There is no single correct way to write Paper 2. However there are several good ways to structure the essay. Before you begin to write your essay, take 10-15 minutes to outline the main ideas. This is a good idea for several reasons:
We use outlines to prevent 'after thoughts' from creeping into the essay. Examiners find it difficult to read scripts that include, boxes, arrows and symbols that attempt to insert text that was written as an after thought. Once you see an overview of your ideas, you can move them around more easily.
We use outlines to ensure that all the criteria are met, all works are explored equally and ideas appear in the logical order.
A good outline can save you time for the reasons mentioned above.
On this page we have included three possible outlines for the Paper 2 essay. In brief you will see the 'comparative approach', the 'criterion-by-criterion' approach, and the 'work-by-work' approach. The outlines have been filled in to show how one exam question can be approached three different ways. The exam question (taken from the English A Specimen Papers on the OCC) is:

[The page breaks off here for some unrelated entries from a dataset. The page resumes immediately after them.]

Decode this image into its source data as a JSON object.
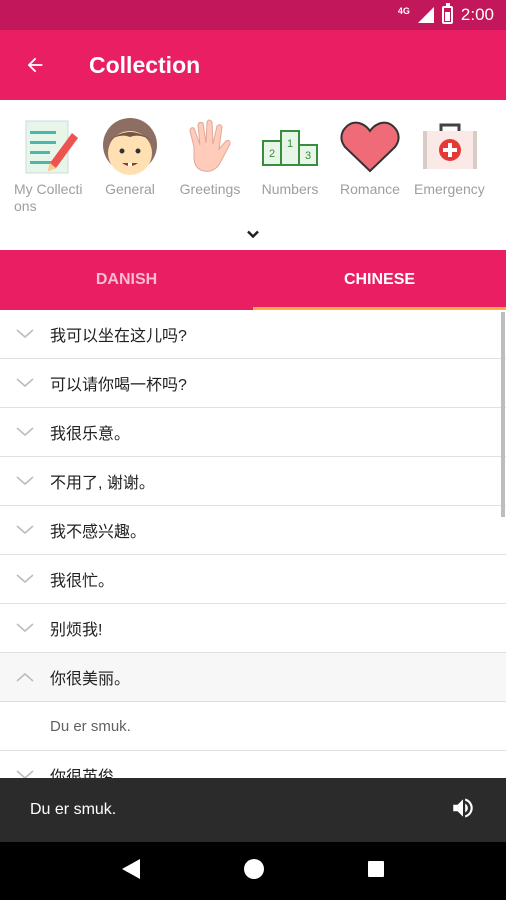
{
  "status_bar": {
    "network": "4G",
    "time": "2:00"
  },
  "app_bar": {
    "title": "Collection",
    "back_icon": "arrow-back-icon"
  },
  "categories": [
    {
      "label": "My Collections",
      "icon": "notebook-pencil-icon"
    },
    {
      "label": "General",
      "icon": "face-icon"
    },
    {
      "label": "Greetings",
      "icon": "hand-wave-icon"
    },
    {
      "label": "Numbers",
      "icon": "podium-numbers-icon"
    },
    {
      "label": "Romance",
      "icon": "heart-icon"
    },
    {
      "label": "Emergency",
      "icon": "first-aid-kit-icon"
    }
  ],
  "tabs": [
    {
      "label": "DANISH",
      "active": false
    },
    {
      "label": "CHINESE",
      "active": true
    }
  ],
  "phrases": [
    {
      "text": "我可以坐在这儿吗?",
      "expanded": false
    },
    {
      "text": "可以请你喝一杯吗?",
      "expanded": false
    },
    {
      "text": "我很乐意。",
      "expanded": false
    },
    {
      "text": "不用了, 谢谢。",
      "expanded": false
    },
    {
      "text": "我不感兴趣。",
      "expanded": false
    },
    {
      "text": "我很忙。",
      "expanded": false
    },
    {
      "text": "别烦我!",
      "expanded": false
    },
    {
      "text": "你很美丽。",
      "expanded": true
    },
    {
      "text": "Du er smuk.",
      "answer": true
    },
    {
      "text": "你很英俊。",
      "expanded": false
    }
  ],
  "player": {
    "text": "Du er smuk.",
    "icon": "speaker-icon"
  },
  "colors": {
    "primary": "#e91e63",
    "primary_dark": "#c2185b",
    "accent": "#ffab40"
  }
}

"Analyse how justice is represented and understood in at least two works studied."
In the sample outlines, this question has been answered with regards to Fiela's Child by Dalene Mathee (1985) and The Kite Runner by Khaled Hosseini (2003).
The comparative approach

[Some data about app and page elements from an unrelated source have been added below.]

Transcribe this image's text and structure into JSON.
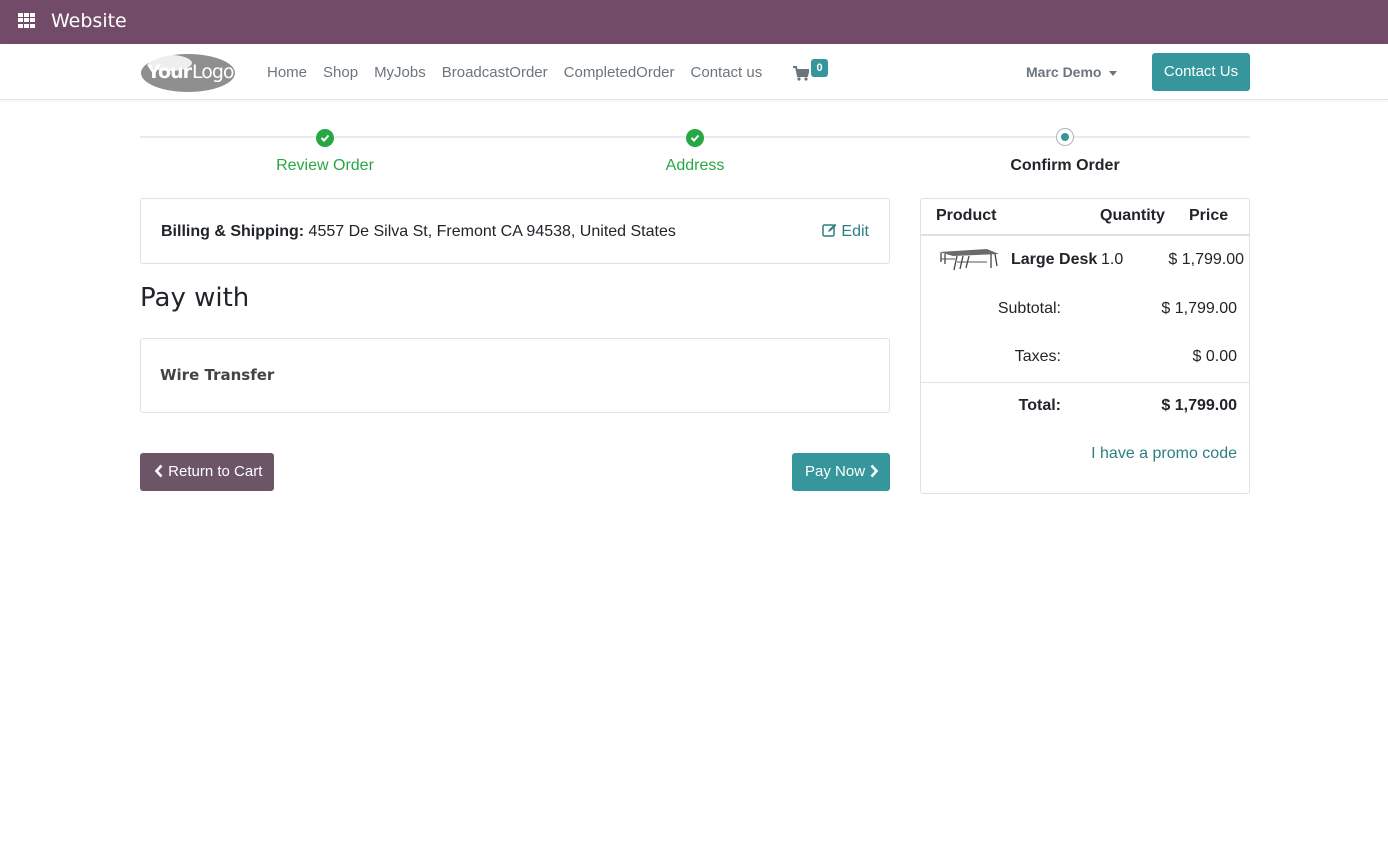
{
  "topbar": {
    "title": "Website",
    "bg_color": "#714b67"
  },
  "navbar": {
    "logo_text": "YourLogo",
    "links": [
      "Home",
      "Shop",
      "MyJobs",
      "BroadcastOrder",
      "CompletedOrder",
      "Contact us"
    ],
    "cart_count": "0",
    "user_name": "Marc Demo",
    "contact_label": "Contact Us",
    "accent_color": "#35979c"
  },
  "steps": [
    {
      "label": "Review Order",
      "state": "done"
    },
    {
      "label": "Address",
      "state": "done"
    },
    {
      "label": "Confirm Order",
      "state": "current"
    }
  ],
  "billing": {
    "label": "Billing & Shipping:",
    "address": "4557 De Silva St, Fremont CA 94538, United States",
    "edit_label": "Edit"
  },
  "payment": {
    "heading": "Pay with",
    "method": "Wire Transfer"
  },
  "actions": {
    "return_label": "Return to Cart",
    "pay_label": "Pay Now"
  },
  "summary": {
    "headers": {
      "product": "Product",
      "quantity": "Quantity",
      "price": "Price"
    },
    "item": {
      "name": "Large Desk",
      "quantity": "1.0",
      "price": "$ 1,799.00"
    },
    "subtotal_label": "Subtotal:",
    "subtotal_value": "$ 1,799.00",
    "taxes_label": "Taxes:",
    "taxes_value": "$ 0.00",
    "total_label": "Total:",
    "total_value": "$ 1,799.00",
    "promo_label": "I have a promo code"
  }
}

The Language A: Language and Literature guide does not specify that students must compare and contrast literary texts in their Paper 2 exam. Having said this, there is an advantage to taking the comparative approach. It will increase your level of analysis. If your Part 3 works do not have anything in common then you should probably not take this approach. Here is an outline of an essay that compares and contrasts two works.
A3 handout Paper 2 outline comparative approach - blank (for you to fill in using the works that you have studied in class for Part 3).

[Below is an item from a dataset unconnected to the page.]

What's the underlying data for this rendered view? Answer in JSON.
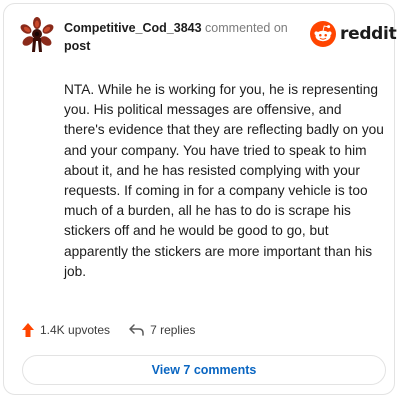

The text-by-text approach
The text-by-text approach implies that you do not have to compare and contrast works within each body paragraph. This is a perfectly fine approach. Having said this, bear in mind that it also comes with its pitfalls. For example tackling three works, as is done in the sample below, may be over ambitious. This method is good if your works are not thematically connected.
A3 handout Paper 2 outline of text-by-text approach - blank (for you to fill in using the works that you have studied in class for Part 3).
The criterion-by-criterion approach
Depending on the quesiton, you may want to take a criterion-by-criterion approach, meaning that you answer the question (Criterion B), comment on the importance of context (Criterion A) and the authors' use of language (Criterion C). This approach has its advantages and disadvantages. You may find yourself writing to meet the exam requirements. Like the comparative approach, you will find this method also presents the opportunity to compare and contrast within each paragraph.
A3 handout Paper 2 outline criterion-by-criterion approach - blank (for you to fill in using the works that you have studied in class for Part 3).